*** Opening of The input ***

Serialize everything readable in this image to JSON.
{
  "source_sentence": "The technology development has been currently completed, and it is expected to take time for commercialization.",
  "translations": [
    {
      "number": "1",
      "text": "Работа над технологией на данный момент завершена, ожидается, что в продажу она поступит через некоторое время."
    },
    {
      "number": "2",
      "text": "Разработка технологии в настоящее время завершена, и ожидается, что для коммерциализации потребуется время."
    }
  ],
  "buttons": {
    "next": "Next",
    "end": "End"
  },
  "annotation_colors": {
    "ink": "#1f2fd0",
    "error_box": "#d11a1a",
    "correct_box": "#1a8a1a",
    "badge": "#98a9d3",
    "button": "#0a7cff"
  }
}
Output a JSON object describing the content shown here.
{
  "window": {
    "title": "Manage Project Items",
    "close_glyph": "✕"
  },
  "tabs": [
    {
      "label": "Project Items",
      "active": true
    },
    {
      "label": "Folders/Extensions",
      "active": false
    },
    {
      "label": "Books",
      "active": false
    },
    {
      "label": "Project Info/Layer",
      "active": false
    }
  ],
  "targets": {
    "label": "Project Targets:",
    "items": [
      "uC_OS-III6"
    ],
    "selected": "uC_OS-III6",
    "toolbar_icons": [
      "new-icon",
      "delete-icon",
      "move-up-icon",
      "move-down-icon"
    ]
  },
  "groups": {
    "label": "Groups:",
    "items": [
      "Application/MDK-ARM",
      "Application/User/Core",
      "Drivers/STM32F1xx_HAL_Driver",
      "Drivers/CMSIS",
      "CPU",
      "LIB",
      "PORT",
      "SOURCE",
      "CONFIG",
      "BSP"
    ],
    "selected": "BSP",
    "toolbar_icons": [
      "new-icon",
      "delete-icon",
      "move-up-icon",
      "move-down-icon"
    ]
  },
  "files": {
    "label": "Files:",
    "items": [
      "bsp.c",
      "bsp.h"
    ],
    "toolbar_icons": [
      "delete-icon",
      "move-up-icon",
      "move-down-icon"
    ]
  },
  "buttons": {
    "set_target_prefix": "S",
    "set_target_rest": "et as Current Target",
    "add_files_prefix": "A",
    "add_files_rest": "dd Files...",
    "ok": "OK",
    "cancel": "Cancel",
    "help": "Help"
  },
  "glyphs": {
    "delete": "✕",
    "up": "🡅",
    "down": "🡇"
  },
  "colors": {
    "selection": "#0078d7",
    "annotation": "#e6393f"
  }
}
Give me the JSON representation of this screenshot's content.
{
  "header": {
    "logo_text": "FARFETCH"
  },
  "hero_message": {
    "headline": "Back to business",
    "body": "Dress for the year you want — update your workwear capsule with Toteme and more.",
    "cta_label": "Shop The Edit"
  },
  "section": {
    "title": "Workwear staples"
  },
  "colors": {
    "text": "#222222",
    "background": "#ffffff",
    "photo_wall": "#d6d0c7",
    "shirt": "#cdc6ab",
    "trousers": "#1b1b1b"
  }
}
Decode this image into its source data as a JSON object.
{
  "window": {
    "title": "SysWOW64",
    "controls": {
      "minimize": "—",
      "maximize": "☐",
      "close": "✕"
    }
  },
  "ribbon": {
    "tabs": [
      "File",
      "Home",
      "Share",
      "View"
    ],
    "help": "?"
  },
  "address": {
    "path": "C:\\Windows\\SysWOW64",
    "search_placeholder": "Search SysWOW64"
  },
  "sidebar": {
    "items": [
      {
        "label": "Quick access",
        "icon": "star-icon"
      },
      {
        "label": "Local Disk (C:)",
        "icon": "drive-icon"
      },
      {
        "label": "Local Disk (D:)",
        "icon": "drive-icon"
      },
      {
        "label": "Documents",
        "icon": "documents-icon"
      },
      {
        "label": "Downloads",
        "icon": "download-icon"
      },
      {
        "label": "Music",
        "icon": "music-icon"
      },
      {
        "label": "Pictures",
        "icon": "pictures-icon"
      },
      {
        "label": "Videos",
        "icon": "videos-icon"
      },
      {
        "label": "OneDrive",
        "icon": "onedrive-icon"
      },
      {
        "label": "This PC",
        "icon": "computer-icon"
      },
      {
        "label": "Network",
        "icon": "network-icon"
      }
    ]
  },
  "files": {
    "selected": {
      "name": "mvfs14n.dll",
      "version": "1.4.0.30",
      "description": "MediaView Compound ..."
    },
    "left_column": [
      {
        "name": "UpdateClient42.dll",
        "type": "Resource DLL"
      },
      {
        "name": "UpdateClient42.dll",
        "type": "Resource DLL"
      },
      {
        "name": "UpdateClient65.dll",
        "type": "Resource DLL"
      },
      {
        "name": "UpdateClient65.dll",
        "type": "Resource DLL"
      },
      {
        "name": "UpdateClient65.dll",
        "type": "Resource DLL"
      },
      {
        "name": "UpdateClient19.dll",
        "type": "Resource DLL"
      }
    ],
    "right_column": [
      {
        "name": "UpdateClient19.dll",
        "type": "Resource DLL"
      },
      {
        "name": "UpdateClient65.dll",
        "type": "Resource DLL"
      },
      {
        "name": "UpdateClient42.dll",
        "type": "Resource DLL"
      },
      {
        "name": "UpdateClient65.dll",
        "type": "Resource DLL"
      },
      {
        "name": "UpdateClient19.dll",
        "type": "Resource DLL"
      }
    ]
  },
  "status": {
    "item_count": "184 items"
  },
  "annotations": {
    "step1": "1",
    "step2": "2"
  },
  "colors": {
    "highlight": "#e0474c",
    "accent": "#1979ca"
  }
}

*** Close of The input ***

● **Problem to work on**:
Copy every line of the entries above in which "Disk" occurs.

● **Answer to the problem**:
        "label": "Local Disk (C:)",
        "label": "Local Disk (D:)",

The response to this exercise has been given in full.